» TASK
Find every line in the entries that holds the string "Performance" and report it.

» DATASET
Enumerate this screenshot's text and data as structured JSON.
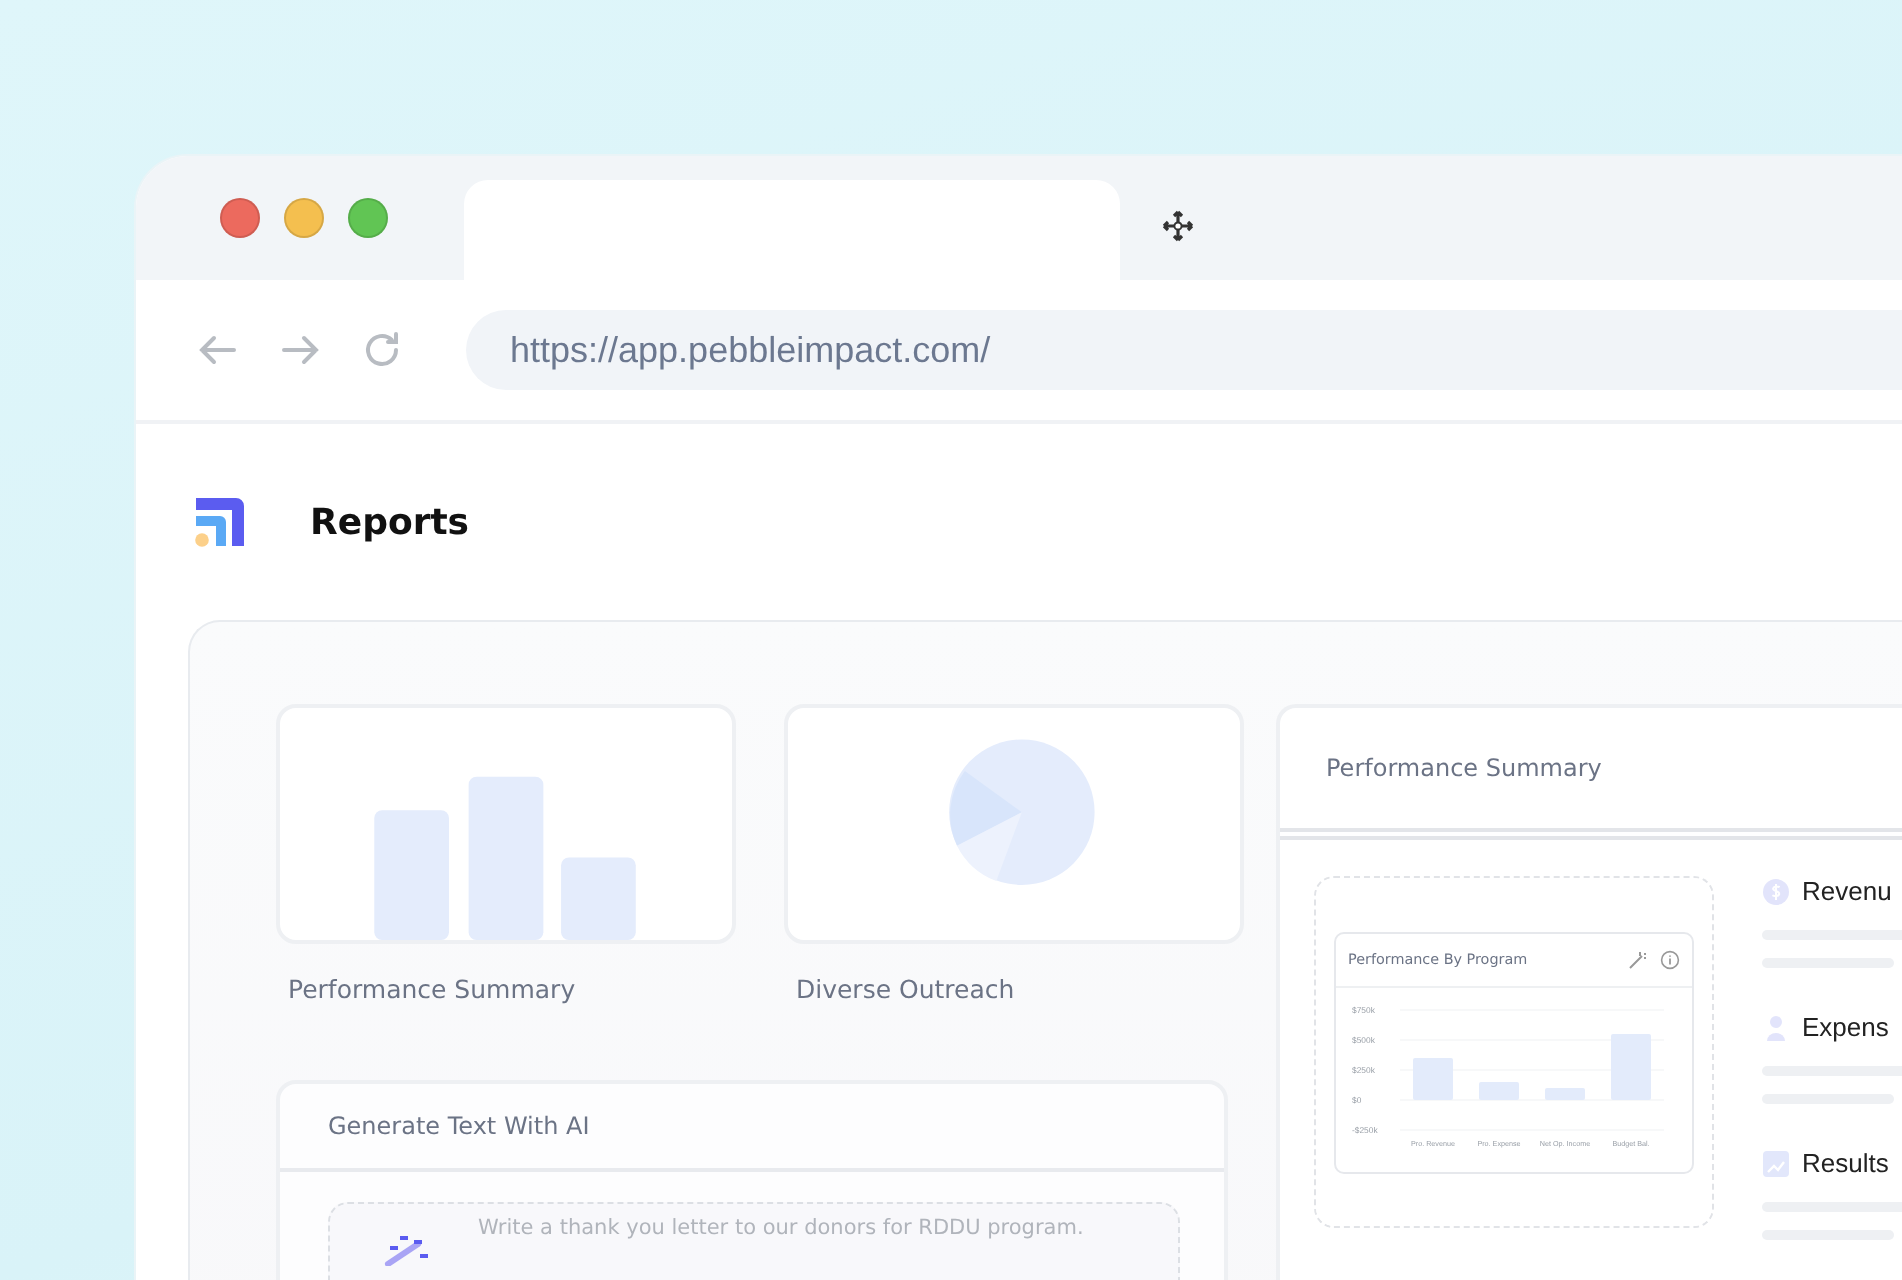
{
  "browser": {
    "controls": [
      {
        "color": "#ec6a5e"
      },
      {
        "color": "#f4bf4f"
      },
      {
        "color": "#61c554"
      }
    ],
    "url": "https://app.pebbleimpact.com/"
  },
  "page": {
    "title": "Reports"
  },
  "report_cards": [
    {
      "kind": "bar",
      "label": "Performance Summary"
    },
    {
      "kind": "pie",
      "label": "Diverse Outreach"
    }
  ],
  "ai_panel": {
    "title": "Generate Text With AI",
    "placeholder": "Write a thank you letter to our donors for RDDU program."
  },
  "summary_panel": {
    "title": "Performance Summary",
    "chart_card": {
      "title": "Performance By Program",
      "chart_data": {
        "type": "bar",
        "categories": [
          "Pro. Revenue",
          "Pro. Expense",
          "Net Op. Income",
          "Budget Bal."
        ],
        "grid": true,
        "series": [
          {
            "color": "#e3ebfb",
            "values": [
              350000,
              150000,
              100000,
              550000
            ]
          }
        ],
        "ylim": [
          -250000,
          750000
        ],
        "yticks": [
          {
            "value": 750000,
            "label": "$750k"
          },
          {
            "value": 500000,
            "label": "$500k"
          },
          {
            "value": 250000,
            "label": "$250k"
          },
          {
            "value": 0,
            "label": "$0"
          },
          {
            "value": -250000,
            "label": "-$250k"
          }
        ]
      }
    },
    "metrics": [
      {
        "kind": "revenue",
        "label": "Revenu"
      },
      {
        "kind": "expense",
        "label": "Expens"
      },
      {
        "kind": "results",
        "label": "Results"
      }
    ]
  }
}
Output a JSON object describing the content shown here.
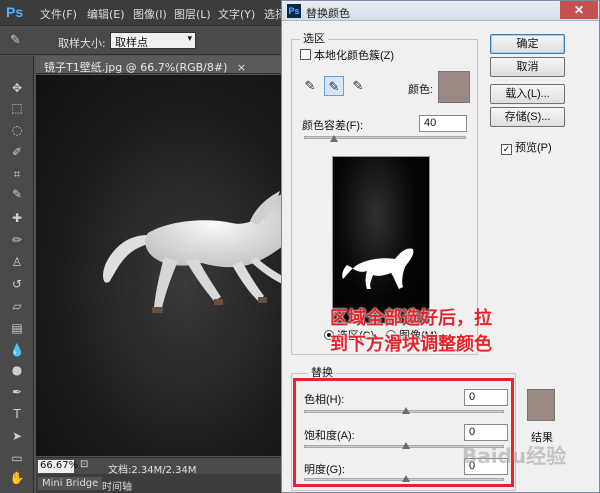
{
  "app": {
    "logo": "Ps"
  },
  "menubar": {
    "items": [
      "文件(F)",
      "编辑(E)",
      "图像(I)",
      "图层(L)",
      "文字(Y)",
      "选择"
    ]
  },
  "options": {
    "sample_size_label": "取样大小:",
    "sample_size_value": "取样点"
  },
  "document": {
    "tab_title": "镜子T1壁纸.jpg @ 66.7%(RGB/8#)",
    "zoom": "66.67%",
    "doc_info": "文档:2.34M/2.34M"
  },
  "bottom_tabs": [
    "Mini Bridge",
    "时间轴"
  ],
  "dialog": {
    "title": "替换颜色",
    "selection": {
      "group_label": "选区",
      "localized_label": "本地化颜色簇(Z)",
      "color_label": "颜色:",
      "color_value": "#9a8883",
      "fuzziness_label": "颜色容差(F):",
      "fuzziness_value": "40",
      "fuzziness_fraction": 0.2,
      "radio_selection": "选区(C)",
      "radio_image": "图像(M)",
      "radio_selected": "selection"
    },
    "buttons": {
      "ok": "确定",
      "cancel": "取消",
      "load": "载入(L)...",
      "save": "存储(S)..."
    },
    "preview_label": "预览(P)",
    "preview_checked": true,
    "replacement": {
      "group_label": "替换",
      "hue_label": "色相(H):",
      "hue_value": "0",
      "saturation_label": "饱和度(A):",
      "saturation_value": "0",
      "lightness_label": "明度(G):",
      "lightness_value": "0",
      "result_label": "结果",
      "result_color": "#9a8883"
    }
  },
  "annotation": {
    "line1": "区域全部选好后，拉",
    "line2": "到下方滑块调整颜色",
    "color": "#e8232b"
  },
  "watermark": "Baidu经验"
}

» ANSWER
      "label": "Performance Summary"
    "title": "Performance Summary",
      "title": "Performance By Program",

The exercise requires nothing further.